Top of Records to use

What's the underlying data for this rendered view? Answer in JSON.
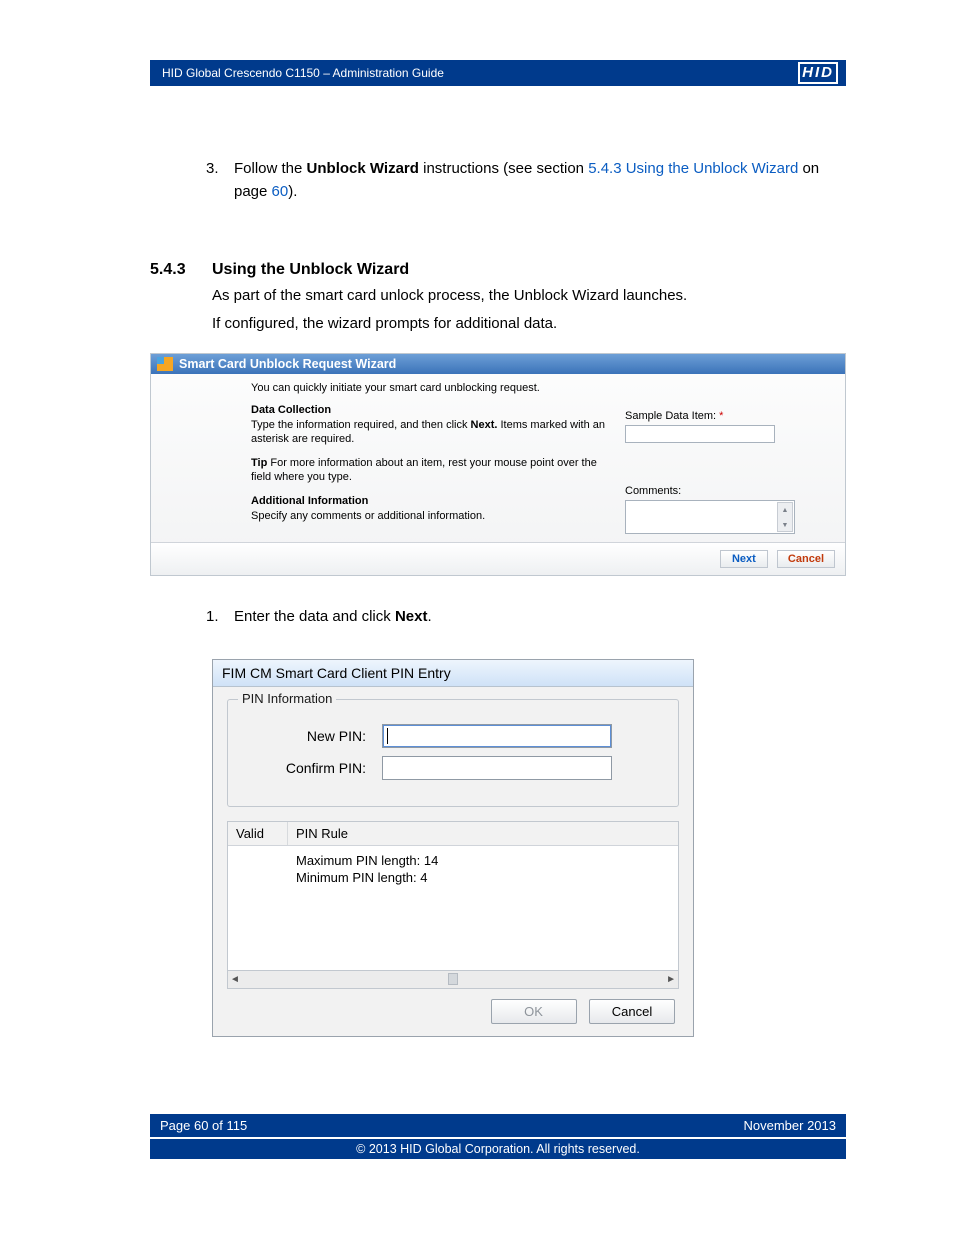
{
  "header": {
    "title": "HID Global Crescendo C1150  – Administration Guide",
    "logo_text": "HID"
  },
  "body": {
    "step3_num": "3.",
    "step3_pre": "Follow the ",
    "step3_bold": "Unblock Wizard",
    "step3_mid": " instructions (see section ",
    "step3_link": "5.4.3 Using the Unblock Wizard",
    "step3_mid2": " on page ",
    "step3_pagelink": "60",
    "step3_post": ").",
    "section_num": "5.4.3",
    "section_title": "Using the Unblock Wizard",
    "para1": "As part of the smart card unlock process, the Unblock Wizard launches.",
    "para2": "If configured, the wizard prompts for additional data.",
    "step1_num": "1.",
    "step1_pre": "Enter the data and click ",
    "step1_bold": "Next",
    "step1_post": "."
  },
  "wizard1": {
    "title": "Smart Card Unblock Request Wizard",
    "intro": "You can quickly initiate your smart card unblocking request.",
    "dc_heading": "Data Collection",
    "dc_text_pre": "Type the information required, and then click ",
    "dc_text_bold": "Next.",
    "dc_text_post": " Items marked with an asterisk are required.",
    "tip_bold": "Tip",
    "tip_text": " For more information about an item, rest your mouse point over the field where you type.",
    "ai_heading": "Additional Information",
    "ai_text": "Specify any comments or additional information.",
    "sample_label": "Sample Data Item:",
    "comments_label": "Comments:",
    "next_btn": "Next",
    "cancel_btn": "Cancel"
  },
  "dlg": {
    "title": "FIM CM Smart Card Client PIN Entry",
    "group_legend": "PIN Information",
    "new_pin_label": "New PIN:",
    "confirm_pin_label": "Confirm PIN:",
    "col_valid": "Valid",
    "col_rule": "PIN Rule",
    "rule1": "Maximum PIN length: 14",
    "rule2": "Minimum PIN length: 4",
    "ok_btn": "OK",
    "cancel_btn": "Cancel"
  },
  "footer": {
    "page": "Page 60 of 115",
    "date": "November 2013",
    "copyright": "© 2013 HID Global Corporation. All rights reserved."
  }
}
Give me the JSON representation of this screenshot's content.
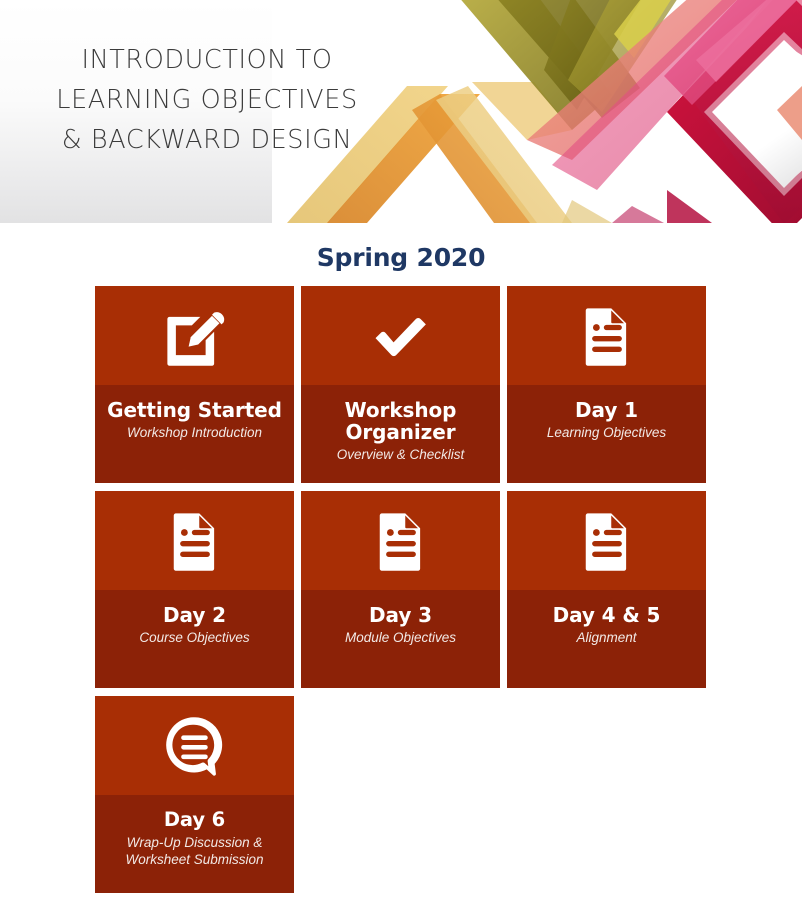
{
  "banner": {
    "title": "INTRODUCTION TO\nLEARNING OBJECTIVES\n& BACKWARD DESIGN",
    "art_name": "abstract-chevron-diamond-graphic",
    "colors": {
      "olive": "#6b6416",
      "gold": "#efc25c",
      "orange": "#e8922f",
      "crimson": "#c3103c",
      "pink": "#e0507c",
      "salmon": "#e87f79",
      "background_top": "#ffffff",
      "background_bottom": "#e2e2e3"
    }
  },
  "main": {
    "term_heading": "Spring 2020",
    "accent_color": "#1f3864",
    "card_icon_color": "#a82e05",
    "card_label_color": "#8c2207",
    "cards": [
      {
        "title": "Getting Started",
        "subtitle": "Workshop Introduction",
        "icon": "edit-square-icon"
      },
      {
        "title": "Workshop\nOrganizer",
        "subtitle": "Overview & Checklist",
        "icon": "checkmark-icon"
      },
      {
        "title": "Day 1",
        "subtitle": "Learning Objectives",
        "icon": "document-icon"
      },
      {
        "title": "Day 2",
        "subtitle": "Course Objectives",
        "icon": "document-icon"
      },
      {
        "title": "Day 3",
        "subtitle": "Module Objectives",
        "icon": "document-icon"
      },
      {
        "title": "Day 4 & 5",
        "subtitle": "Alignment",
        "icon": "document-icon"
      },
      {
        "title": "Day 6",
        "subtitle": "Wrap-Up Discussion &\nWorksheet Submission",
        "icon": "discussion-bubble-icon"
      }
    ]
  }
}
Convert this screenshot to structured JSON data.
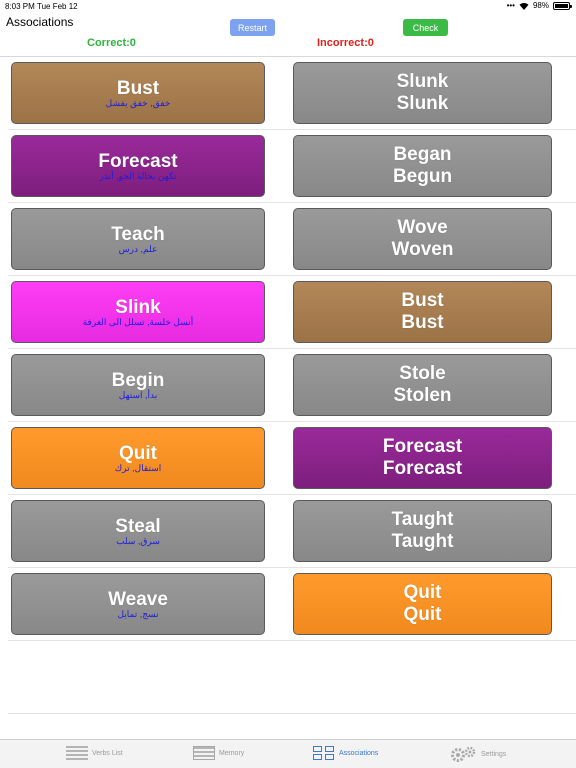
{
  "status_bar": {
    "time": "8:03 PM",
    "date": "Tue Feb 12",
    "battery": "98%"
  },
  "header": {
    "title": "Associations",
    "restart_label": "Restart",
    "check_label": "Check",
    "correct_label": "Correct:0",
    "incorrect_label": "Incorrect:0"
  },
  "colors": {
    "gray": "#909090",
    "brown": "#a77d50",
    "purple": "#8b258c",
    "magenta": "#f034ea",
    "orange": "#f89226",
    "correct": "#2db53c",
    "incorrect": "#e0201a",
    "arabic_text": "#1c1cde"
  },
  "rows": [
    {
      "left": {
        "word": "Bust",
        "arabic": "خفق, خفق يفشل",
        "color": "brown"
      },
      "right": {
        "line1": "Slunk",
        "line2": "Slunk",
        "color": "gray"
      }
    },
    {
      "left": {
        "word": "Forecast",
        "arabic": "تكهن بحالة الجو, أنذر",
        "color": "purple"
      },
      "right": {
        "line1": "Began",
        "line2": "Begun",
        "color": "gray"
      }
    },
    {
      "left": {
        "word": "Teach",
        "arabic": "علم, درس",
        "color": "gray"
      },
      "right": {
        "line1": "Wove",
        "line2": "Woven",
        "color": "gray"
      }
    },
    {
      "left": {
        "word": "Slink",
        "arabic": "أنسل خلسة, تسلل الى الغرفة",
        "color": "magenta"
      },
      "right": {
        "line1": "Bust",
        "line2": "Bust",
        "color": "brown"
      }
    },
    {
      "left": {
        "word": "Begin",
        "arabic": "بدأ, استهل",
        "color": "gray"
      },
      "right": {
        "line1": "Stole",
        "line2": "Stolen",
        "color": "gray"
      }
    },
    {
      "left": {
        "word": "Quit",
        "arabic": "استقال, ترك",
        "color": "orange"
      },
      "right": {
        "line1": "Forecast",
        "line2": "Forecast",
        "color": "purple"
      }
    },
    {
      "left": {
        "word": "Steal",
        "arabic": "سرق, سلب",
        "color": "gray"
      },
      "right": {
        "line1": "Taught",
        "line2": "Taught",
        "color": "gray"
      }
    },
    {
      "left": {
        "word": "Weave",
        "arabic": "نسج, تمايل",
        "color": "gray"
      },
      "right": {
        "line1": "Quit",
        "line2": "Quit",
        "color": "orange"
      }
    }
  ],
  "tabbar": {
    "tabs": [
      {
        "label": "Verbs List",
        "icon": "list-icon",
        "active": false
      },
      {
        "label": "Memory",
        "icon": "memory-icon",
        "active": false
      },
      {
        "label": "Associations",
        "icon": "associations-icon",
        "active": true
      },
      {
        "label": "Settings",
        "icon": "gear-icon",
        "active": false
      }
    ]
  }
}
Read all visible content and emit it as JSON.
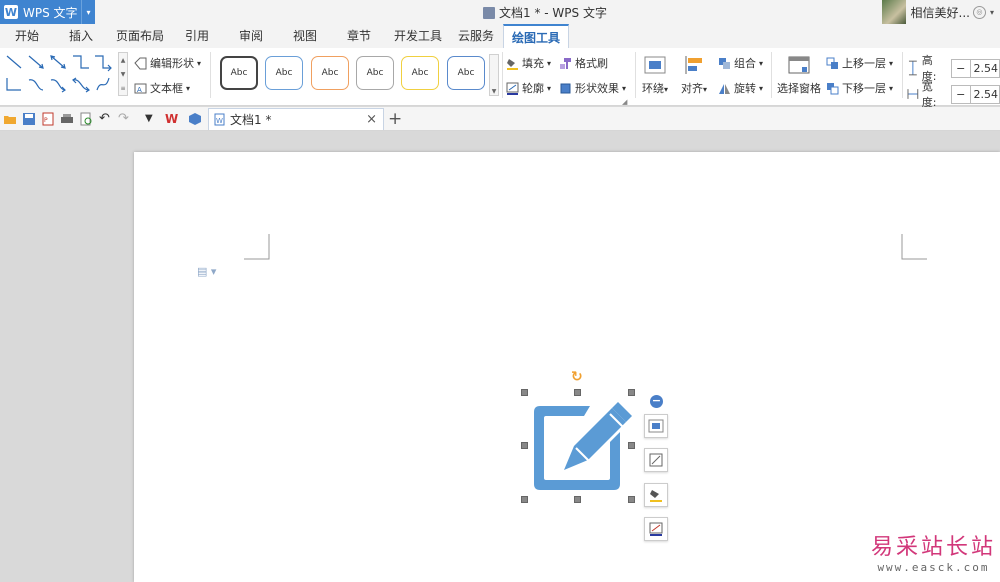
{
  "app": {
    "name": "WPS 文字",
    "logo": "W",
    "window_title": "文档1 * - WPS 文字"
  },
  "user": {
    "name": "相信美好..."
  },
  "menu_tabs": [
    {
      "label": "开始"
    },
    {
      "label": "插入"
    },
    {
      "label": "页面布局"
    },
    {
      "label": "引用"
    },
    {
      "label": "审阅"
    },
    {
      "label": "视图"
    },
    {
      "label": "章节"
    },
    {
      "label": "开发工具"
    },
    {
      "label": "云服务"
    },
    {
      "label": "绘图工具",
      "active": true
    }
  ],
  "ribbon": {
    "edit_shape": "编辑形状",
    "text_box": "文本框",
    "style_swatches": [
      {
        "label": "Abc",
        "border": "#444444"
      },
      {
        "label": "Abc",
        "border": "#6a9fd8"
      },
      {
        "label": "Abc",
        "border": "#f0a060"
      },
      {
        "label": "Abc",
        "border": "#a8a8a8"
      },
      {
        "label": "Abc",
        "border": "#f0d040"
      },
      {
        "label": "Abc",
        "border": "#5a8acc"
      }
    ],
    "fill": "填充",
    "format_painter": "格式刷",
    "outline": "轮廓",
    "shape_effects": "形状效果",
    "wrap": "环绕",
    "align": "对齐",
    "group": "组合",
    "rotate": "旋转",
    "selection_pane": "选择窗格",
    "bring_forward": "上移一层",
    "send_backward": "下移一层",
    "height_label": "高度:",
    "height_value": "2.54",
    "width_label": "宽度:",
    "width_value": "2.54"
  },
  "document_tab": {
    "title": "文档1 *"
  },
  "watermark": {
    "text": "易采站长站",
    "url": "www.easck.com"
  },
  "colors": {
    "accent": "#3f84d0",
    "shape": "#5b9bd5",
    "handle": "#888888"
  }
}
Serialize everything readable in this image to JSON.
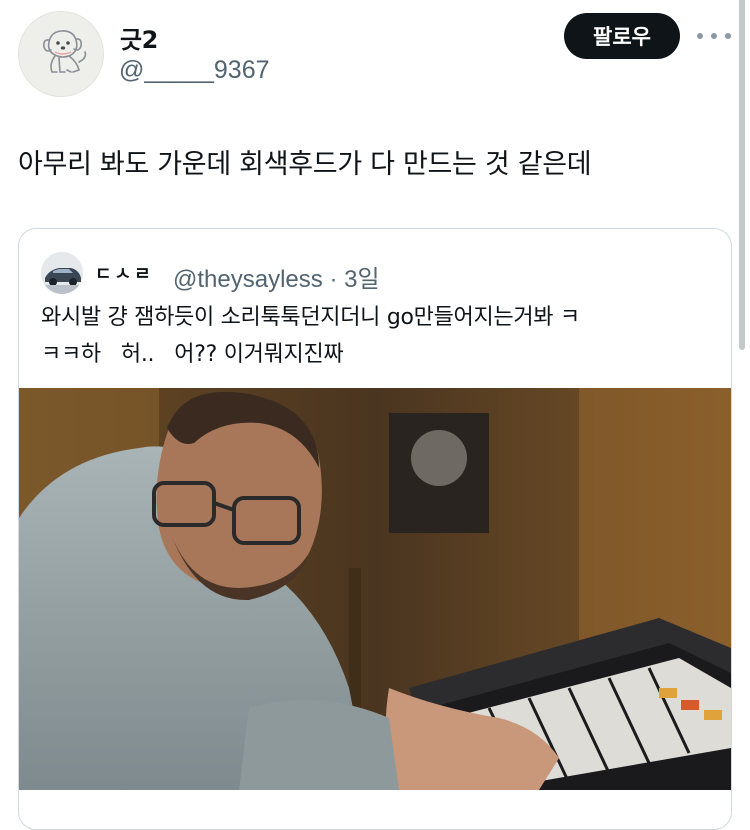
{
  "author": {
    "display_name": "긋2",
    "handle": "@_____9367"
  },
  "actions": {
    "follow_label": "팔로우",
    "more_icon": "ellipsis-icon"
  },
  "tweet": {
    "text": "아무리 봐도 가운데 회색후드가 다 만드는 것 같은데"
  },
  "quoted_tweet": {
    "display_name": "ㄷㅅㄹ",
    "handle": "@theysayless",
    "separator": "·",
    "time": "3일",
    "text_line1": "와시발 걍 잼하듯이 소리툭툭던지더니 go만들어지는거봐 ㅋ",
    "text_line2": "ㅋㅋ하   허..   어?? 이거뭐지진짜",
    "media_icon": "video-still-image"
  },
  "colors": {
    "primary_text": "#0f1419",
    "secondary_text": "#536471",
    "follow_bg": "#0f1419",
    "border": "#cfd9de"
  }
}
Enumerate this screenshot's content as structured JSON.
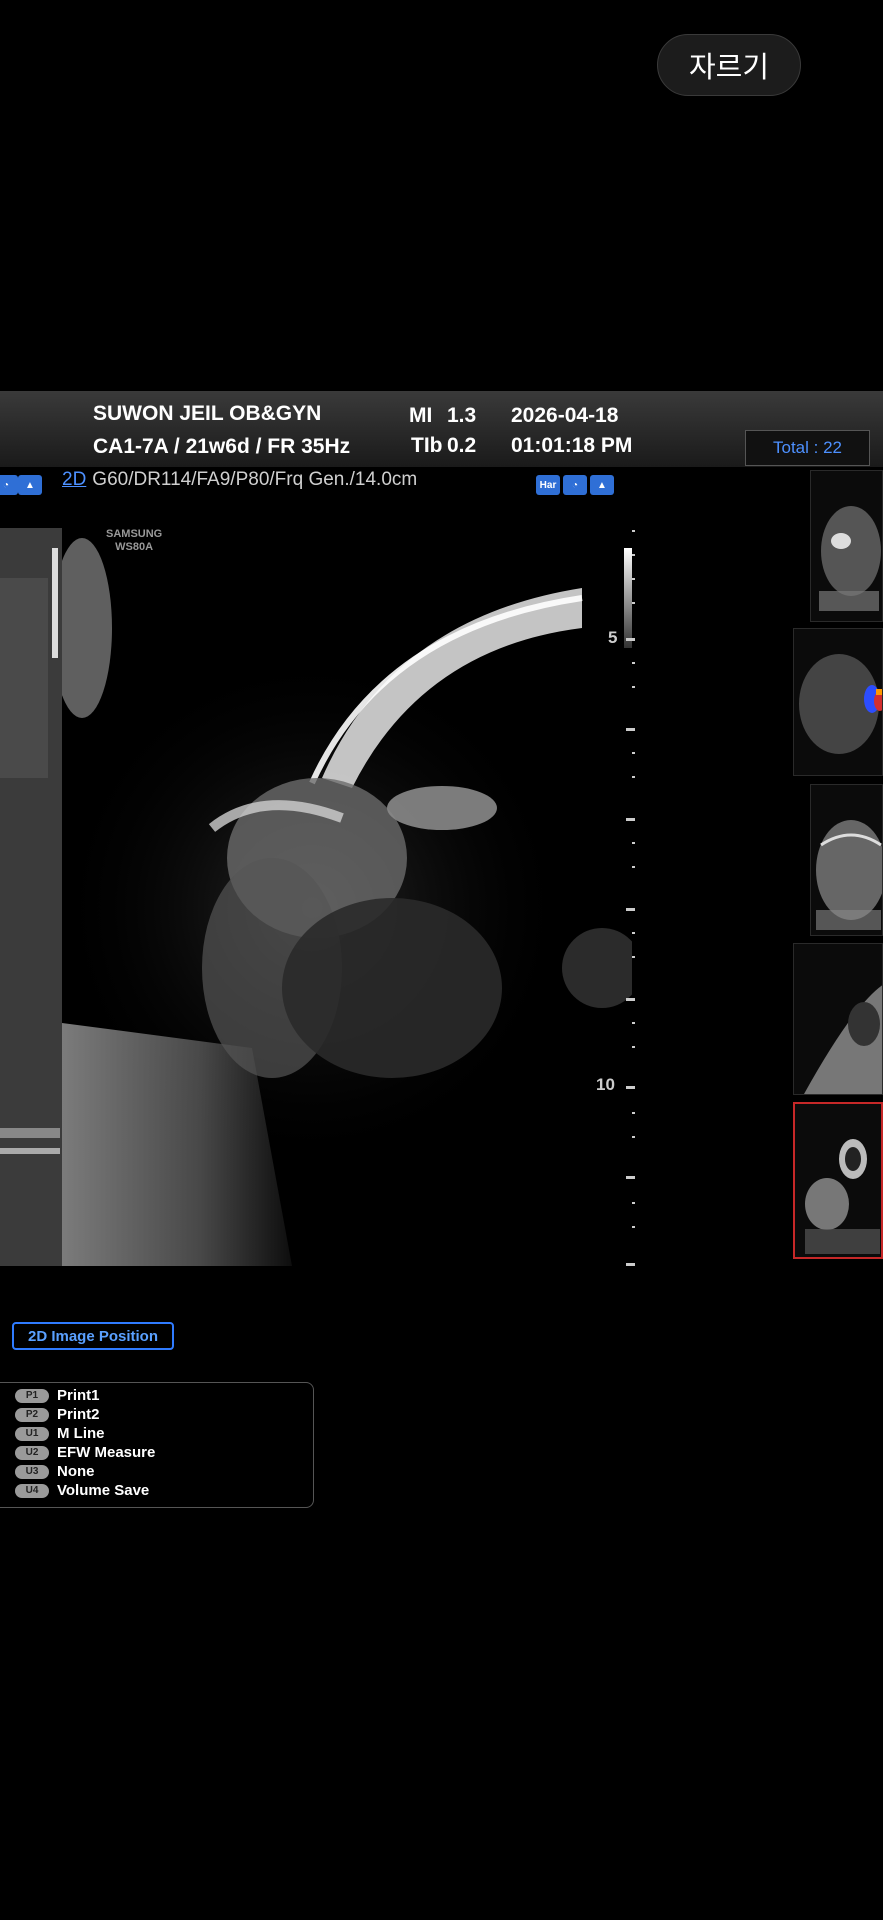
{
  "crop_button": "자르기",
  "header": {
    "institution": "SUWON JEIL OB&GYN",
    "probe_info": "CA1-7A / 21w6d / FR 35Hz",
    "mi_label": "MI",
    "mi_value": "1.3",
    "tib_label": "TIb",
    "tib_value": "0.2",
    "date": "2026-04-18",
    "time": "01:01:18 PM",
    "total": "Total : 22"
  },
  "params": {
    "mode": "2D",
    "values": "G60/DR114/FA9/P80/Frq Gen./14.0cm"
  },
  "icons": {
    "har": "Har"
  },
  "brand": [
    "SAMSUNG",
    "WS80A"
  ],
  "depth_labels": [
    "5",
    "10"
  ],
  "image_position_button": "2D Image Position",
  "user_keys": [
    {
      "key": "P1",
      "label": "Print1"
    },
    {
      "key": "P2",
      "label": "Print2"
    },
    {
      "key": "U1",
      "label": "M Line"
    },
    {
      "key": "U2",
      "label": "EFW Measure"
    },
    {
      "key": "U3",
      "label": "None"
    },
    {
      "key": "U4",
      "label": "Volume Save"
    }
  ],
  "accent_blue": "#2f7bff",
  "selected_thumb_color": "#c62828"
}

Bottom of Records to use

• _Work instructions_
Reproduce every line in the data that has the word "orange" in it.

• _Answer space_
      "orange": "#e8922f",
    "orange": "#f89226",
        "color": "orange"
        "color": "orange"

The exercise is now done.